Exercise prompt:
Every line of the records that holds the word "JSON" should be copied.

Dataset excerpts:
-.-.-

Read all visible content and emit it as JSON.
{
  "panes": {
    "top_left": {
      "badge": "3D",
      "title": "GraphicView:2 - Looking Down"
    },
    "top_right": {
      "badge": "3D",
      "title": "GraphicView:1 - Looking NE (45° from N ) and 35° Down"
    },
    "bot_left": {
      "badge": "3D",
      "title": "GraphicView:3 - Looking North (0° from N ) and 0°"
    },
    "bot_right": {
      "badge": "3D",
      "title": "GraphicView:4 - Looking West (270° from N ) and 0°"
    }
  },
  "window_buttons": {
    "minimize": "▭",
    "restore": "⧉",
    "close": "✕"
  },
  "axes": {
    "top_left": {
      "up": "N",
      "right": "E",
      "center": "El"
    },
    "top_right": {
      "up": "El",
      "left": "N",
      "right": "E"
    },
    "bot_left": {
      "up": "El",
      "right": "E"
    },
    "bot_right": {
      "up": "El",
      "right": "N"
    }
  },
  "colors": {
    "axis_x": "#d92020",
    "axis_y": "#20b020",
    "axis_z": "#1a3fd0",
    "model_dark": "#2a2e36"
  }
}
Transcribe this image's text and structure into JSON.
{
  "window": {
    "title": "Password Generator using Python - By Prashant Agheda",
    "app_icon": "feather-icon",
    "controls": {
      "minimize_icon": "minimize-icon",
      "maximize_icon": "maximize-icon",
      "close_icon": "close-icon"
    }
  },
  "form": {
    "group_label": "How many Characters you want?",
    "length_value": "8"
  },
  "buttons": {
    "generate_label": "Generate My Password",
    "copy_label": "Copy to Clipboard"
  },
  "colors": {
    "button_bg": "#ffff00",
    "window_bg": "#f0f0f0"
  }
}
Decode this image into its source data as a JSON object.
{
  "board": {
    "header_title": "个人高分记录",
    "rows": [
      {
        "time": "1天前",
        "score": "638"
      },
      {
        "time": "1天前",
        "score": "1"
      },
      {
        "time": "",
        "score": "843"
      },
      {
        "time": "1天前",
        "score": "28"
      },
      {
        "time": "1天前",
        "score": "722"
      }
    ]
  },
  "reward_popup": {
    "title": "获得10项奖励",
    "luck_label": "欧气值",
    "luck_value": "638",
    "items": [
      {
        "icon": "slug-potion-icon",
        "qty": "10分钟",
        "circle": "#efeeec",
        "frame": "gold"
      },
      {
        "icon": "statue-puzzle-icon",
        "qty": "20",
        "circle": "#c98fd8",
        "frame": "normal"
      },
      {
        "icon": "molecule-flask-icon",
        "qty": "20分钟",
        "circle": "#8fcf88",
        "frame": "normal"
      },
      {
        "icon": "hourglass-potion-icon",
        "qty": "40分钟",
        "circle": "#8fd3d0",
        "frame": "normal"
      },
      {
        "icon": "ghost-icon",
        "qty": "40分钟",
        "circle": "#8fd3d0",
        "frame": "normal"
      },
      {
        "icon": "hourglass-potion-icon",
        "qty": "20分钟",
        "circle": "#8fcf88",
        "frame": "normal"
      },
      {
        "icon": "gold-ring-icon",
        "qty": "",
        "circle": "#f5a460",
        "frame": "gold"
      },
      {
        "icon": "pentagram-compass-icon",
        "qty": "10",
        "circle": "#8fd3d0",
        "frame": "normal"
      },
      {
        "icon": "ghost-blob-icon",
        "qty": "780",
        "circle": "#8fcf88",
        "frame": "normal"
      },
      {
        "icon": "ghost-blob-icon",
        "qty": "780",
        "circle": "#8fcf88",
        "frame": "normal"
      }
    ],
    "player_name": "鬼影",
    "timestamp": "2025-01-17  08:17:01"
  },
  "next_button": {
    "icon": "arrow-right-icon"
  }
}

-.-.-

Response to this task:
Read all visible content and emit it as JSON.
Transcribe this image's text and structure into JSON.
Decode this image into its source data as a JSON object.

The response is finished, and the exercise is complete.